----- MATERIAL TO PROCESS
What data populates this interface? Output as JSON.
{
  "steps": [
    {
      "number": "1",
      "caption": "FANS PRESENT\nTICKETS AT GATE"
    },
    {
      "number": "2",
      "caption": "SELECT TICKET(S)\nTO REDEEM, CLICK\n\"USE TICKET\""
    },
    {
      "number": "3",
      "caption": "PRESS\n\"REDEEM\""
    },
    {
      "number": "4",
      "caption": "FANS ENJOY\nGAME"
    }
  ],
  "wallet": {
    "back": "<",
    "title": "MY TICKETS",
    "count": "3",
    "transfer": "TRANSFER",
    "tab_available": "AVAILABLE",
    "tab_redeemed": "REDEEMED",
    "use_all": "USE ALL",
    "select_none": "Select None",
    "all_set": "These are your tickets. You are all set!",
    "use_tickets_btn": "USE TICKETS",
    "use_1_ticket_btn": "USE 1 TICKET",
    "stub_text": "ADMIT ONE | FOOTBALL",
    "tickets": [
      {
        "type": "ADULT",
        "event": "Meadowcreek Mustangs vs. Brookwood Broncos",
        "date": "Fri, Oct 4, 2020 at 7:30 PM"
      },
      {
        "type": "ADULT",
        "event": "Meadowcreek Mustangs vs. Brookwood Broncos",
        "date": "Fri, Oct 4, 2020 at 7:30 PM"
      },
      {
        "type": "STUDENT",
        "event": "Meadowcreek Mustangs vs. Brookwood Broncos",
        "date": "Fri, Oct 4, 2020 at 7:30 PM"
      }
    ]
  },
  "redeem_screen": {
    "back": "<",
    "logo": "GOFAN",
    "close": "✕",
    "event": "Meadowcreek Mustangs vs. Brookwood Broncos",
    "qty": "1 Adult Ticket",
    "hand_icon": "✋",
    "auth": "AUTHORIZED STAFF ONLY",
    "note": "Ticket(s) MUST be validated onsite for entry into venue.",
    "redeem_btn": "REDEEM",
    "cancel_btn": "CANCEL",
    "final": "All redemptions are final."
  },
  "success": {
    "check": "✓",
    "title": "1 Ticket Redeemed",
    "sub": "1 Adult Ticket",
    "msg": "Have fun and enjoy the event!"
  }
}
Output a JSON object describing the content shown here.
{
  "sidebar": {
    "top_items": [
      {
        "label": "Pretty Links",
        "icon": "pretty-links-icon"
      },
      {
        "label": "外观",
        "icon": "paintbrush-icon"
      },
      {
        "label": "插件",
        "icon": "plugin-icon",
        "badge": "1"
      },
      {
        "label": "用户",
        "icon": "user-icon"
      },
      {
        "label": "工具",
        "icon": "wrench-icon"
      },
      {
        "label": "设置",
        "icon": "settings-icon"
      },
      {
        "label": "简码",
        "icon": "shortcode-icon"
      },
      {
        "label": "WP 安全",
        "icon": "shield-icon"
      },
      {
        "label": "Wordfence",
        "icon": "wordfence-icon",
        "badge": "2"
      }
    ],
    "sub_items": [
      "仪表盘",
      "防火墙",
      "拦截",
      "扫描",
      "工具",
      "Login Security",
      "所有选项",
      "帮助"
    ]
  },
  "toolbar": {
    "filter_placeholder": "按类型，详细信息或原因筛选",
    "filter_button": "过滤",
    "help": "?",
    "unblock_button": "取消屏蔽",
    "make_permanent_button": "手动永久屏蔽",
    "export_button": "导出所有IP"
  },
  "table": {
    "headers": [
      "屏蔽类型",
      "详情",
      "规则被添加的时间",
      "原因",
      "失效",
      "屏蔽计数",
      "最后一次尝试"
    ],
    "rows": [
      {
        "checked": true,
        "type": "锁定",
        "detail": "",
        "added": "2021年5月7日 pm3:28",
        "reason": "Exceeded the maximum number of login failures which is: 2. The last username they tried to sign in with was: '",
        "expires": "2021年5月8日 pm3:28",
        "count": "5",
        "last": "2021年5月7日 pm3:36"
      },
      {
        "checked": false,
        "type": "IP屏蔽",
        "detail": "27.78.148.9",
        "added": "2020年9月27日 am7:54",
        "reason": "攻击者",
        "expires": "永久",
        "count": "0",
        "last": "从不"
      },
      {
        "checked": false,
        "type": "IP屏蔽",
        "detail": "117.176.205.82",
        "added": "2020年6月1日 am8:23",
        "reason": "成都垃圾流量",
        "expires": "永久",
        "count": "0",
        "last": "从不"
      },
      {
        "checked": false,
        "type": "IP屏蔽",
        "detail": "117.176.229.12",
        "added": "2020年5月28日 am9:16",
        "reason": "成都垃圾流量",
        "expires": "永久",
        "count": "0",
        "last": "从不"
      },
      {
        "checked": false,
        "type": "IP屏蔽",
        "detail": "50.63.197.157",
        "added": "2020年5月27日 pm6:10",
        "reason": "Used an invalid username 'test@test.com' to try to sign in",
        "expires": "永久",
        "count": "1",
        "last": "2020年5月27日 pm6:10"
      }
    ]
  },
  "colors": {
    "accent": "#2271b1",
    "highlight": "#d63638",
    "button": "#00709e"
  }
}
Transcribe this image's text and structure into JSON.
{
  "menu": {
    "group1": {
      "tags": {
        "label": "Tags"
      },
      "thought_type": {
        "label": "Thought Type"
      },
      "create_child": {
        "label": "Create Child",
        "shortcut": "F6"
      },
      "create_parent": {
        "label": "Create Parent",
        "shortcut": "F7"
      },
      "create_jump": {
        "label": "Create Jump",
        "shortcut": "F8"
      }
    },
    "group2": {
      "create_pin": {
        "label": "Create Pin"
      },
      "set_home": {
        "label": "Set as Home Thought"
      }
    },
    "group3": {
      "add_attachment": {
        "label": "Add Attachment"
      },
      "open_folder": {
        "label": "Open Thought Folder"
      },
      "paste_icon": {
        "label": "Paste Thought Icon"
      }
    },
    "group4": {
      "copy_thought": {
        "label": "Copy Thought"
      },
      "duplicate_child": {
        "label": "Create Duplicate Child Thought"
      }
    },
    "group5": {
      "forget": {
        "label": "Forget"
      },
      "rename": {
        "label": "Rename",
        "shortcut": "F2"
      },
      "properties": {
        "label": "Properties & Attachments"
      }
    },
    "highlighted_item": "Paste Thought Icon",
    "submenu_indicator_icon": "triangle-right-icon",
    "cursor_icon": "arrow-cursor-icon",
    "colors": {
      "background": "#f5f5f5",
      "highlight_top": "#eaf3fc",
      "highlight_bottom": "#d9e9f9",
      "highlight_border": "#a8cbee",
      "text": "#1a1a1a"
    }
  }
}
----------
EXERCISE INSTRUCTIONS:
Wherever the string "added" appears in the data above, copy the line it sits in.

YOUR SOLUTION:
        "added": "2021年5月7日 pm3:28",
        "added": "2020年9月27日 am7:54",
        "added": "2020年6月1日 am8:23",
        "added": "2020年5月28日 am9:16",
        "added": "2020年5月27日 pm6:10",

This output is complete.